The leading barrier reported to making prices transparent was discouragement from another practice, hospital, or insurance company. The findings of this preliminary study may help guide medical practices in designing and implementing price transparency strategies.
My interactions with like-minded peers and experts who are working to return “joy” to the profession have given me the confidence to express my viewpoints with other physicians who may have different world views. I now have a network of physicians and fellow residents with whom I can discuss entrepreneurial or policy ideas. I truly loved getting to know the staff and BRI students across the country. I had such a wonderful experience and hope to pay it forward in the future. I urge medical students to please stay involved as residents, keep your email updated and maintain your BRI membership. As more students graduate there will be a greater role for resident mentorship as well as ways to focus on our own professional development.

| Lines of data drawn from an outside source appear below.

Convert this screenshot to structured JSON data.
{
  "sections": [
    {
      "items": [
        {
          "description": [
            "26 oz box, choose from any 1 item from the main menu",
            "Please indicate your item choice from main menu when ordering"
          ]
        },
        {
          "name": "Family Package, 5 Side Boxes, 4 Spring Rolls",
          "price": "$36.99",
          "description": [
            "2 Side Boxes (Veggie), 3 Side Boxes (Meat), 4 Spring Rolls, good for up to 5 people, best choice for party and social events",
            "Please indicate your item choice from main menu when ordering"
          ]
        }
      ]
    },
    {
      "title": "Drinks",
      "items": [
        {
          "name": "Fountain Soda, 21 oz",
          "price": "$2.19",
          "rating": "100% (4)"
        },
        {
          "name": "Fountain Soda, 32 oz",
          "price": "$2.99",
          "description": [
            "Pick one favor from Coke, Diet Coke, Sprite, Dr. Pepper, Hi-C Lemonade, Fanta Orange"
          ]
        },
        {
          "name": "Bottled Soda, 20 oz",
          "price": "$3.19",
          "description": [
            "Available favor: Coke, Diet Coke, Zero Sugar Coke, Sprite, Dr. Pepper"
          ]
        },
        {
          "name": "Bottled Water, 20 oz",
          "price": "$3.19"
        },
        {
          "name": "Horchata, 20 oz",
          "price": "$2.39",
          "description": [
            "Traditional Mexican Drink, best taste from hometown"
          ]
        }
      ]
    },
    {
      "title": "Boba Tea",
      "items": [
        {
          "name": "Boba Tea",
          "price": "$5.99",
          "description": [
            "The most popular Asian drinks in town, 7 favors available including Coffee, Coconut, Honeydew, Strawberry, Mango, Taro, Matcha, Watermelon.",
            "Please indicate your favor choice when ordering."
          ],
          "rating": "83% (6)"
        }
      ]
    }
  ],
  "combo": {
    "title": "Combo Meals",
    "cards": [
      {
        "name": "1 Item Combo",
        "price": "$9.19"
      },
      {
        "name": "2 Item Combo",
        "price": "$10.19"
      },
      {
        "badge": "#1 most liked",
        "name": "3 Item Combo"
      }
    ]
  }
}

“By offering transparent costs of all medical services, a reduction in healthcare spending across the board would become inevitable. The reason that some entities are against transparent pricing is because they currently stand to gain from these market inefficiencies. These misalignments are often shielded from the public eye and are therefore not well understood by the majority of companies and individuals who purchase insurance.” ~Kristy Lynn Hawley, BRI Leader Emeritus, George Washington University